» **Task description**:
What is the count of lines in the listing below that hold the string "case"? Reply with that number alone.

» **Supplied records**:
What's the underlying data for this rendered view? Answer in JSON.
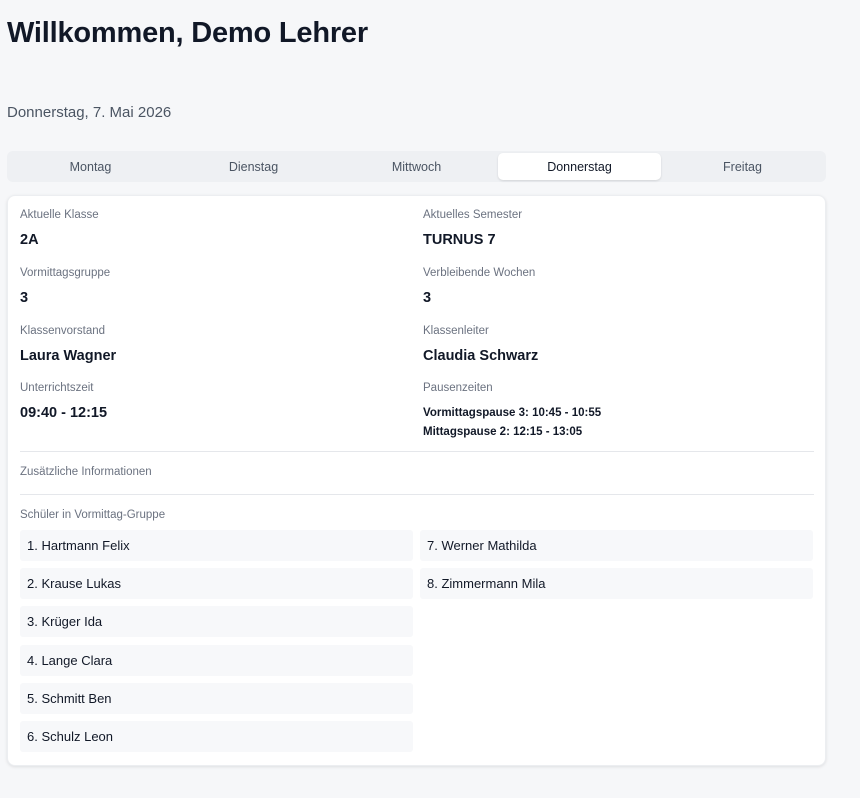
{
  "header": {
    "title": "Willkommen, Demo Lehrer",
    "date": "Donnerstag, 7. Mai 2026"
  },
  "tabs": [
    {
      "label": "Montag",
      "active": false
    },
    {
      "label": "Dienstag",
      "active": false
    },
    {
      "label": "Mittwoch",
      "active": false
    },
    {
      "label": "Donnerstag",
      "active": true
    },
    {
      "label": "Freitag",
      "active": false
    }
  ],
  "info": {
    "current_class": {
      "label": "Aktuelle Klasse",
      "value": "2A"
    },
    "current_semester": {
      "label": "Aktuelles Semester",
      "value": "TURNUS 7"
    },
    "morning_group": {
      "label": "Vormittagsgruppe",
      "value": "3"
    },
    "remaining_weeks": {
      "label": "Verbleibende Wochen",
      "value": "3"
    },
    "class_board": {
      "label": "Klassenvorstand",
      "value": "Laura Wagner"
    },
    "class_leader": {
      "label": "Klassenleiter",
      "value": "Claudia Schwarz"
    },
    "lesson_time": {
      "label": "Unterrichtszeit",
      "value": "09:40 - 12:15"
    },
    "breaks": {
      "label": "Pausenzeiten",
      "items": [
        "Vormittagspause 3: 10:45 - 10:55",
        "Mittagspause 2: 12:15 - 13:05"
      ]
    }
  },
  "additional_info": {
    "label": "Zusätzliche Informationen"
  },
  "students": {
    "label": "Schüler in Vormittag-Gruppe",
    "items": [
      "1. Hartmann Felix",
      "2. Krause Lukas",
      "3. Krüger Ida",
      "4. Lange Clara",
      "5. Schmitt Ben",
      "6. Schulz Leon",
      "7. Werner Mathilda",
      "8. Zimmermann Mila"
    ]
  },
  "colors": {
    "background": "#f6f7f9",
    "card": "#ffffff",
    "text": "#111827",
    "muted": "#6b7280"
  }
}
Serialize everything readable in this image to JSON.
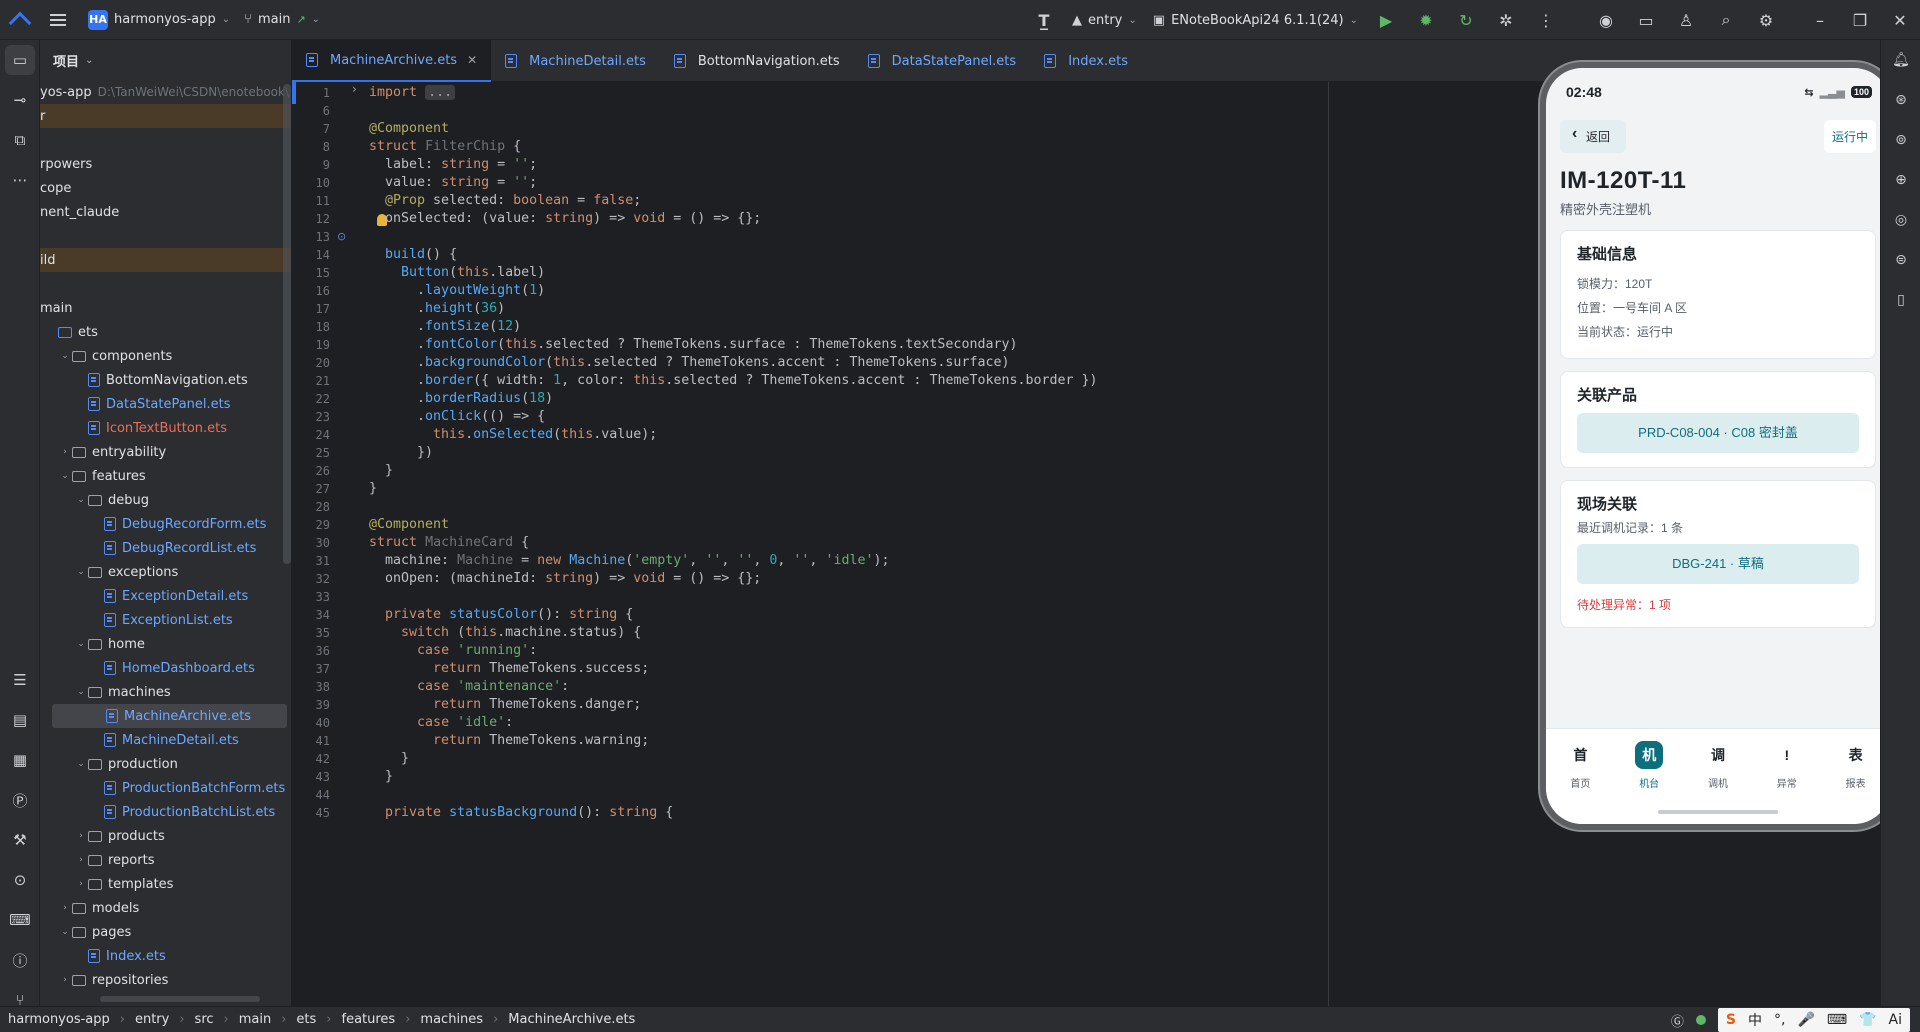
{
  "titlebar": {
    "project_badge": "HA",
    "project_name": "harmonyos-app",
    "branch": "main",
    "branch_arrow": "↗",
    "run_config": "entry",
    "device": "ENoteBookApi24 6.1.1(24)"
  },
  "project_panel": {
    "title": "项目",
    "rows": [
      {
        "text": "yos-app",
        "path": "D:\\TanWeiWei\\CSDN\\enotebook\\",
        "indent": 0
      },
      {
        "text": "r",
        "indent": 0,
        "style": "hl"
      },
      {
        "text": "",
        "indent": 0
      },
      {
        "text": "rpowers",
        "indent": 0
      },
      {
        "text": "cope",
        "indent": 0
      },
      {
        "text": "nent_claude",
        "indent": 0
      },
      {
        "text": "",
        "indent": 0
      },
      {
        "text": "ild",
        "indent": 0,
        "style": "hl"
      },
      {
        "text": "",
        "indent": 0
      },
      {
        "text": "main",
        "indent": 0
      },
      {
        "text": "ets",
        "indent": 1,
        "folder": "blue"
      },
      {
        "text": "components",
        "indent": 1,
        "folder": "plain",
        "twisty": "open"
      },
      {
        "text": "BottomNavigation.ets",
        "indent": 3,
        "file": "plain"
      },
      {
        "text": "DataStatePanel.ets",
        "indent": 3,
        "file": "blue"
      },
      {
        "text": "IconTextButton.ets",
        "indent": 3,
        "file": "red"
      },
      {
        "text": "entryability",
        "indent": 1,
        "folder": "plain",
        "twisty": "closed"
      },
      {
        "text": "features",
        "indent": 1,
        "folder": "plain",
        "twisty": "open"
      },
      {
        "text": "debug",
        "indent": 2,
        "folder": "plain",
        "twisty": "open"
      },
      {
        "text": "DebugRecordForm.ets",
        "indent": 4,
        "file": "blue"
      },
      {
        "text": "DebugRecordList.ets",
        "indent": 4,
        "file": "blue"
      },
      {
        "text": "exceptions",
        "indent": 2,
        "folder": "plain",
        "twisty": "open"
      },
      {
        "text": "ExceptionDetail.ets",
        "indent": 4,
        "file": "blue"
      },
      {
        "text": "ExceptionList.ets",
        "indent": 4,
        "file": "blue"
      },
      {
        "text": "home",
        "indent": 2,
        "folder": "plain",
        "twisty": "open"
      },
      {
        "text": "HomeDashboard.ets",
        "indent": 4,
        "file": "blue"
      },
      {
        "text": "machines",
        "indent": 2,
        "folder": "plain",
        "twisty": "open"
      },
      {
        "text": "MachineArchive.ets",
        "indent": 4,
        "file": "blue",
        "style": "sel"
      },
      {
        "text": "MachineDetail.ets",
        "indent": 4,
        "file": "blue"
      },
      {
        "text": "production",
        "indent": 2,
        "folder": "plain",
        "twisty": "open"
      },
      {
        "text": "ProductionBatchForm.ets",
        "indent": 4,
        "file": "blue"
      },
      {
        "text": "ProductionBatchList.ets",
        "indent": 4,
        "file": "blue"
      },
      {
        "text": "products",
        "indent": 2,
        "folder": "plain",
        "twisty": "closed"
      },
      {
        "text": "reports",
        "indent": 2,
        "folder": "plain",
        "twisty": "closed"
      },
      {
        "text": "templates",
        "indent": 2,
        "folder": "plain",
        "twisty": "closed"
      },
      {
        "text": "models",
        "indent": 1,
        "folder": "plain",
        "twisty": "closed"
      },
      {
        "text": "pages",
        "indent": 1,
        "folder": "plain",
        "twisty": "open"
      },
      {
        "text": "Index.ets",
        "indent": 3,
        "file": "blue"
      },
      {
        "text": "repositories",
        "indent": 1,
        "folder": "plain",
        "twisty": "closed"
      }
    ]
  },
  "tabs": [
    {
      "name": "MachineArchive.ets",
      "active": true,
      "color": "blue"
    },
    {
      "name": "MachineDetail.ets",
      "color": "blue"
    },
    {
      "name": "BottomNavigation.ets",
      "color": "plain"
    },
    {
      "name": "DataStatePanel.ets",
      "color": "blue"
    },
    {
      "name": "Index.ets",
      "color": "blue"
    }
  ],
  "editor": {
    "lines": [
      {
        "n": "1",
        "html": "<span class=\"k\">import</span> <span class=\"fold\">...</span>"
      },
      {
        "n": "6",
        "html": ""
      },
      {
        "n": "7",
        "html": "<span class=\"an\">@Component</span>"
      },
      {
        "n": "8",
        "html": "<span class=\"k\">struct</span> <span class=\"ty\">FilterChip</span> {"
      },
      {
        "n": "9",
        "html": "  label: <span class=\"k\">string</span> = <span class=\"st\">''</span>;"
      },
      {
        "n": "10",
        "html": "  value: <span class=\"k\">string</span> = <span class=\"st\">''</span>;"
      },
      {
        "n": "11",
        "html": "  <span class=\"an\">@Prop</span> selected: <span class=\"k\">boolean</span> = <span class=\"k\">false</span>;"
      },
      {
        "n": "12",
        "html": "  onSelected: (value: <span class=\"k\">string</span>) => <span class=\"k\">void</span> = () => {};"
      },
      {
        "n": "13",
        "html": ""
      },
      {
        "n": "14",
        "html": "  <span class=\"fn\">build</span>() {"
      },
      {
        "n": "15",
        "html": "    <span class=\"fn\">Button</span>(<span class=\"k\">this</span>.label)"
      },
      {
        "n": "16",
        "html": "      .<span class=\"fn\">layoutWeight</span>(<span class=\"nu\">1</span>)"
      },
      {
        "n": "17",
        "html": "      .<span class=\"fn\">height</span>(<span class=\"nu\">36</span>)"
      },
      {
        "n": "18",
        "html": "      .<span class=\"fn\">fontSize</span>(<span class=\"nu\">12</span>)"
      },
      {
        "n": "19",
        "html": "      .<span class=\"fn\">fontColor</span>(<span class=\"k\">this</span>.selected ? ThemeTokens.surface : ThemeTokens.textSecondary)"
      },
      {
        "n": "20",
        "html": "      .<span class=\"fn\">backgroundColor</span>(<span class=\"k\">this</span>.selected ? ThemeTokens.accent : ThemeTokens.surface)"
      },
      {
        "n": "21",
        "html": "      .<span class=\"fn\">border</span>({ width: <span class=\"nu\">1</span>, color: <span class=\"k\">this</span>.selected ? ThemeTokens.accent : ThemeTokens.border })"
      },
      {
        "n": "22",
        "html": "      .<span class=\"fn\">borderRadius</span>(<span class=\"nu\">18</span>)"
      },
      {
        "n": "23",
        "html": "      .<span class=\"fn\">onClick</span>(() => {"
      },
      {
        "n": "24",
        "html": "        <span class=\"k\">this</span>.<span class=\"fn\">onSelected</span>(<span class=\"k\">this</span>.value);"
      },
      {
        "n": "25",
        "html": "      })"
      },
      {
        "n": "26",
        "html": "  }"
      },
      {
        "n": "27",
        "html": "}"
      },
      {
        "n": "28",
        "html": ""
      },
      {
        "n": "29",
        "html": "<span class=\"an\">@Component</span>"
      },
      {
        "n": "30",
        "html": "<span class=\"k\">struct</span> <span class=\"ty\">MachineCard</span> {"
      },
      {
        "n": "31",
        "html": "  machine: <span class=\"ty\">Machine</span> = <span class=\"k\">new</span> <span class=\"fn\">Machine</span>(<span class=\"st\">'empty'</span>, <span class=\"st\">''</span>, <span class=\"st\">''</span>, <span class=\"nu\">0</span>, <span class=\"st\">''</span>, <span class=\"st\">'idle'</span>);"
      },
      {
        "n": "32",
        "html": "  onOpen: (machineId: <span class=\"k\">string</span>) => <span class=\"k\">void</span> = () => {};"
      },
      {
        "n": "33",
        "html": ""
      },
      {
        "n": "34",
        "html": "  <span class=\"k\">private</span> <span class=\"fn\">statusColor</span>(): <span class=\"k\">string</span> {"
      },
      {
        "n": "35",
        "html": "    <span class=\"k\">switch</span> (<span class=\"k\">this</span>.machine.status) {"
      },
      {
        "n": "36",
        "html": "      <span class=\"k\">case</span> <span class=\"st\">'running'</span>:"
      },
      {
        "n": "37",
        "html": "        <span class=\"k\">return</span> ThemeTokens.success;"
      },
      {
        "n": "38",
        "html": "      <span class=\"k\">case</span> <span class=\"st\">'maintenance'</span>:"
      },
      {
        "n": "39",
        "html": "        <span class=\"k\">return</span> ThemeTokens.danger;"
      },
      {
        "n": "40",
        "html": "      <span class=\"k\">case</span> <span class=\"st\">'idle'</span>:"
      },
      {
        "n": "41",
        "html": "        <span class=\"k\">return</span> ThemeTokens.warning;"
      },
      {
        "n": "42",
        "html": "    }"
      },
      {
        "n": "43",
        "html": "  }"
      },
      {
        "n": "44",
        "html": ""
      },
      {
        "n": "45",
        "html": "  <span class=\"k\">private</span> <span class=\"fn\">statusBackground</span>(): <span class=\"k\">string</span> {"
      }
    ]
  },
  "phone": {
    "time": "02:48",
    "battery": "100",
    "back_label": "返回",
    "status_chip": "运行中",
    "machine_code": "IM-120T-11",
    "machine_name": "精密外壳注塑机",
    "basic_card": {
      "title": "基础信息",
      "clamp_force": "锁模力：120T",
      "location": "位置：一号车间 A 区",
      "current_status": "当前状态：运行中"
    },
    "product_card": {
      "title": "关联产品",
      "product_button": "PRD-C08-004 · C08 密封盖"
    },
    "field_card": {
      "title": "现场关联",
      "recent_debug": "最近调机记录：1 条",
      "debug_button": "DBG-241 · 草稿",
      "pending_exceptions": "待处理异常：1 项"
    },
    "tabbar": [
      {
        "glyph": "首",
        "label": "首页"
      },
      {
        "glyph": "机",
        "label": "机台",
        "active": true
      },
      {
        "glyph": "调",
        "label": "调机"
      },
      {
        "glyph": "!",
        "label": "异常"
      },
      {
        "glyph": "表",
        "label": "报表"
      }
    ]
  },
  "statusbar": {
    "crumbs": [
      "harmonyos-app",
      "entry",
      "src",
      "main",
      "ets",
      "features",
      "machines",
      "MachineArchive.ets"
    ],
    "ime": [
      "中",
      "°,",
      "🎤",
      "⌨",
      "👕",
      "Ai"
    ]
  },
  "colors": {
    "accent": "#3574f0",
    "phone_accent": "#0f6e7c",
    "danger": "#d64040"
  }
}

» **Your solution**:
3